View Full Version : Baghdad and Kurdish region solve issue of payment for oil firms

02-23-2013, 04:00 PM
By Ali al-Mawsawi
Azzaman, February 23, 2013
The long-standing conflict over payments to oil firms operating in Iraqi Kurdistan has been solved, according to a senior Iraqi official.
Ibrahim al-Jaafari, who heads the pro-government national alliance, announced that the sides “have reached a legal framework to cover the payments due to foreign firms with deals with the (Kurdish) region.”
The feud of who controls oil reserves and production in Iraqi Kurdistan has been raging for over two years since the Kurds allowed oil firms to explore and extract oil in their areas.
Scores of foreign oil firms have been working in the region, illegally from Baghdad’s viewpoint, and their activities are reported to have helped the Kurds to produce up to 1 million barrels a day in a few years.
The new agreement, according to Jaafari, is conditional on Kurds shipping their oil destined for exports via Iraqi national pipelines and the royalties ending up in Iraqi national exchequer.
Payment of up to $4 billion are due and Jaafari said asking for guarantees “is legitimate” before transferring the money.
Few details of the agreement have emerged, but Jaafari said the government would make paying foreign firms in the Kurdish region a special section in the national budget.
The agreement to cover for the contracts the Kurds have signed with foreign firms gives them the leeway they have been demanding to run production operations on their own.

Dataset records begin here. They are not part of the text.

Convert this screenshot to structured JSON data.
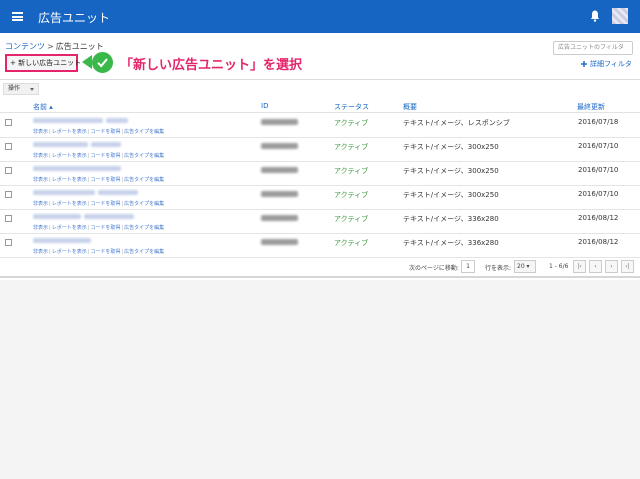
{
  "appbar": {
    "title": "広告ユニット",
    "color": "#1765c3"
  },
  "breadcrumb": {
    "parent": "コンテンツ",
    "separator": ">",
    "current": "広告ユニット"
  },
  "new_button": {
    "label": "+ 新しい広告ユニット"
  },
  "annotation": {
    "text": "「新しい広告ユニット」を選択",
    "accent": "#e5256b",
    "check_color": "#3bb84a"
  },
  "filter": {
    "placeholder": "広告ユニットのフィルタ",
    "advanced_label": "詳細フィルタ"
  },
  "actions": {
    "label": "操作"
  },
  "table": {
    "columns": {
      "name": "名前 ▴",
      "id": "ID",
      "status": "ステータス",
      "overview": "概要",
      "updated": "最終更新"
    },
    "link_labels": [
      "非表示",
      "レポートを表示",
      "コードを取得",
      "広告タイプを編集"
    ],
    "rows": [
      {
        "status": "アクティブ",
        "overview": "テキスト/イメージ、レスポンシブ",
        "updated": "2016/07/18"
      },
      {
        "status": "アクティブ",
        "overview": "テキスト/イメージ、300x250",
        "updated": "2016/07/10"
      },
      {
        "status": "アクティブ",
        "overview": "テキスト/イメージ、300x250",
        "updated": "2016/07/10"
      },
      {
        "status": "アクティブ",
        "overview": "テキスト/イメージ、300x250",
        "updated": "2016/07/10"
      },
      {
        "status": "アクティブ",
        "overview": "テキスト/イメージ、336x280",
        "updated": "2016/08/12"
      },
      {
        "status": "アクティブ",
        "overview": "テキスト/イメージ、336x280",
        "updated": "2016/08/12"
      }
    ]
  },
  "pagination": {
    "goto_label": "次のページに移動:",
    "page_value": "1",
    "rows_label": "行を表示:",
    "rows_value": "20 ▾",
    "range": "1 - 6/6",
    "first_icon": "first-page-icon",
    "prev_icon": "prev-page-icon",
    "next_icon": "next-page-icon",
    "last_icon": "last-page-icon"
  }
}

But the agreement by the Kurds to funnel all oil via Iraqi national pipelines with central government collecting the royalties pleases the government in Baghdad.
Earlier, the Kurds had agreed to ship up to 175,000 barrels a day via the national pipelines for export to the outside world.
But the shipments fluctuated around 100,000 to 120,000 before they were suspended over disagreement on how to pay foreign firms with deals with Iraqi Kurdish region.